Sharing photos of your food on social media is no new phenomenon, according to a team of researchers from Cornell University’s Food and Brand Lab. They teamed up with the Johnson Museum of Art to take a look back at humankind’s history with food through centuries-old artwork, and arrived at some interesting conclusions.

After examining 140 paintings depicting meals from Western Europe and the United States, researchers discovered a long-time love for unhealthy, yet aesthetically pleasing foods: 86 percent of the paintings depicted bread, while 61 percent depicted meat and only 22 percent included vegetables. The focus seems to be on, and has been for centuries, foods we like to indulge in.

"Our love affair with visually appealing, decadent, or status foods is nothing new," said the study’s co-author Andrew Weislogel, a curator of earlier European-American art at Cornell University's Johnson Museum of Art, in a statement. "It was already well-established 500 years ago."

Researchers found it interesting that a majority of the foods depicted in the still-life paintings were those that needed extensive preparation time. Artichokes were the most commonly displayed vegetables, lemon was the most common of fruits, and shellfish was the most common of meats — all of which were difficult to prepare.

"Crazy meals involving less-than-healthy foods aren't a modern craving," said the study’s lead author Brian Wansink, director of the Cornell Food and Brand Lab, in a statement. "Paintings from what's sometimes called the Renaissance Period were loaded with the foods modern diets warn us about; salt, sausages, bread and more bread."

Above all, nearly all of the paintings featured foods that were indulgent and able to reflect social status. Not everyone could afford the then exotic citrus fruits of their time or lobster, which is why they were used to assert wealth. The paintings also revealed that food was used as a way to express cultural, religious, or political context to the viewers — a practice that has continued through the years.

The brushstrokes of famed artists from hundreds of years ago has transitioned into today’s mobile phone photos masked with filters. Instead of elaborate paintings of centuries past, humans turn to social media platform Instagram to share their love for visually appealing food. In fact, recipe magazines and sites dedicated to recipes provide advice on how to take the perfect foodie photo.

According to Bon Appétit, Instagramers should utilize natural lighting, take photos of foods directly from above (unless they have height then take them directly from the side), and don’t overdo the photo editing or filters.

"Beautiful food, like portraits, should be treated delicately. You can apply the same vanity to food,” said photo editor and food photographer Jolie Ruben in an interview with First We Feast, but warns: “ I feel like people totally ruin fun moments when they yell ‘Instagram this!’ or ‘take a picture!’ — it makes the moment feel fake, and sort of like it's all just for show," "I think there's a fine line with Instagram between documenting and curating.”

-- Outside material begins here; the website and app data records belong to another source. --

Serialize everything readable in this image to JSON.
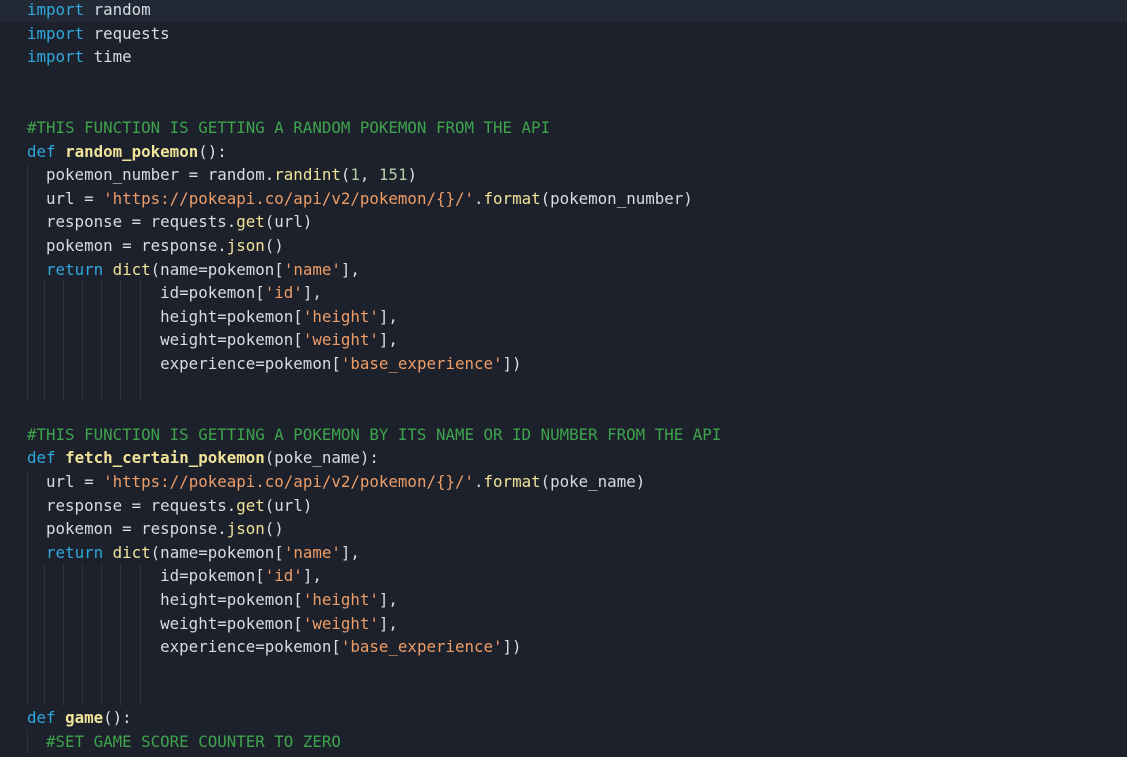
{
  "editor": {
    "lines": [
      [
        [
          "kw",
          "import"
        ],
        [
          "pl",
          " random"
        ]
      ],
      [
        [
          "kw",
          "import"
        ],
        [
          "pl",
          " requests"
        ]
      ],
      [
        [
          "kw",
          "import"
        ],
        [
          "pl",
          " time"
        ]
      ],
      [],
      [],
      [
        [
          "cmt",
          "#THIS FUNCTION IS GETTING A RANDOM POKEMON FROM THE API"
        ]
      ],
      [
        [
          "kw",
          "def"
        ],
        [
          "pl",
          " "
        ],
        [
          "fn",
          "random_pokemon"
        ],
        [
          "pl",
          "():"
        ]
      ],
      [
        [
          "pl",
          "  pokemon_number = random."
        ],
        [
          "meth",
          "randint"
        ],
        [
          "pl",
          "("
        ],
        [
          "num",
          "1"
        ],
        [
          "pl",
          ", "
        ],
        [
          "num",
          "151"
        ],
        [
          "pl",
          ")"
        ]
      ],
      [
        [
          "pl",
          "  url = "
        ],
        [
          "str",
          "'https://pokeapi.co/api/v2/pokemon/{}/'"
        ],
        [
          "pl",
          "."
        ],
        [
          "meth",
          "format"
        ],
        [
          "pl",
          "(pokemon_number)"
        ]
      ],
      [
        [
          "pl",
          "  response = requests."
        ],
        [
          "meth",
          "get"
        ],
        [
          "pl",
          "(url)"
        ]
      ],
      [
        [
          "pl",
          "  pokemon = response."
        ],
        [
          "meth",
          "json"
        ],
        [
          "pl",
          "()"
        ]
      ],
      [
        [
          "pl",
          "  "
        ],
        [
          "kw",
          "return"
        ],
        [
          "pl",
          " "
        ],
        [
          "meth",
          "dict"
        ],
        [
          "pl",
          "(name=pokemon["
        ],
        [
          "str",
          "'name'"
        ],
        [
          "pl",
          "],"
        ]
      ],
      [
        [
          "pl",
          "              id=pokemon["
        ],
        [
          "str",
          "'id'"
        ],
        [
          "pl",
          "],"
        ]
      ],
      [
        [
          "pl",
          "              height=pokemon["
        ],
        [
          "str",
          "'height'"
        ],
        [
          "pl",
          "],"
        ]
      ],
      [
        [
          "pl",
          "              weight=pokemon["
        ],
        [
          "str",
          "'weight'"
        ],
        [
          "pl",
          "],"
        ]
      ],
      [
        [
          "pl",
          "              experience=pokemon["
        ],
        [
          "str",
          "'base_experience'"
        ],
        [
          "pl",
          "])"
        ]
      ],
      [],
      [],
      [
        [
          "cmt",
          "#THIS FUNCTION IS GETTING A POKEMON BY ITS NAME OR ID NUMBER FROM THE API"
        ]
      ],
      [
        [
          "kw",
          "def"
        ],
        [
          "pl",
          " "
        ],
        [
          "fn",
          "fetch_certain_pokemon"
        ],
        [
          "pl",
          "(poke_name):"
        ]
      ],
      [
        [
          "pl",
          "  url = "
        ],
        [
          "str",
          "'https://pokeapi.co/api/v2/pokemon/{}/'"
        ],
        [
          "pl",
          "."
        ],
        [
          "meth",
          "format"
        ],
        [
          "pl",
          "(poke_name)"
        ]
      ],
      [
        [
          "pl",
          "  response = requests."
        ],
        [
          "meth",
          "get"
        ],
        [
          "pl",
          "(url)"
        ]
      ],
      [
        [
          "pl",
          "  pokemon = response."
        ],
        [
          "meth",
          "json"
        ],
        [
          "pl",
          "()"
        ]
      ],
      [
        [
          "pl",
          "  "
        ],
        [
          "kw",
          "return"
        ],
        [
          "pl",
          " "
        ],
        [
          "meth",
          "dict"
        ],
        [
          "pl",
          "(name=pokemon["
        ],
        [
          "str",
          "'name'"
        ],
        [
          "pl",
          "],"
        ]
      ],
      [
        [
          "pl",
          "              id=pokemon["
        ],
        [
          "str",
          "'id'"
        ],
        [
          "pl",
          "],"
        ]
      ],
      [
        [
          "pl",
          "              height=pokemon["
        ],
        [
          "str",
          "'height'"
        ],
        [
          "pl",
          "],"
        ]
      ],
      [
        [
          "pl",
          "              weight=pokemon["
        ],
        [
          "str",
          "'weight'"
        ],
        [
          "pl",
          "],"
        ]
      ],
      [
        [
          "pl",
          "              experience=pokemon["
        ],
        [
          "str",
          "'base_experience'"
        ],
        [
          "pl",
          "])"
        ]
      ],
      [],
      [],
      [
        [
          "kw",
          "def"
        ],
        [
          "pl",
          " "
        ],
        [
          "fn",
          "game"
        ],
        [
          "pl",
          "():"
        ]
      ],
      [
        [
          "pl",
          "  "
        ],
        [
          "cmt",
          "#SET GAME SCORE COUNTER TO ZERO"
        ]
      ]
    ]
  }
}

Source: Wansink B, Mukund A, Weislogel A. Food Art Does Not Reflect Reality: A Quantitative Content Analysis of Meals in Popular Paintings. SAGE Open. 2016.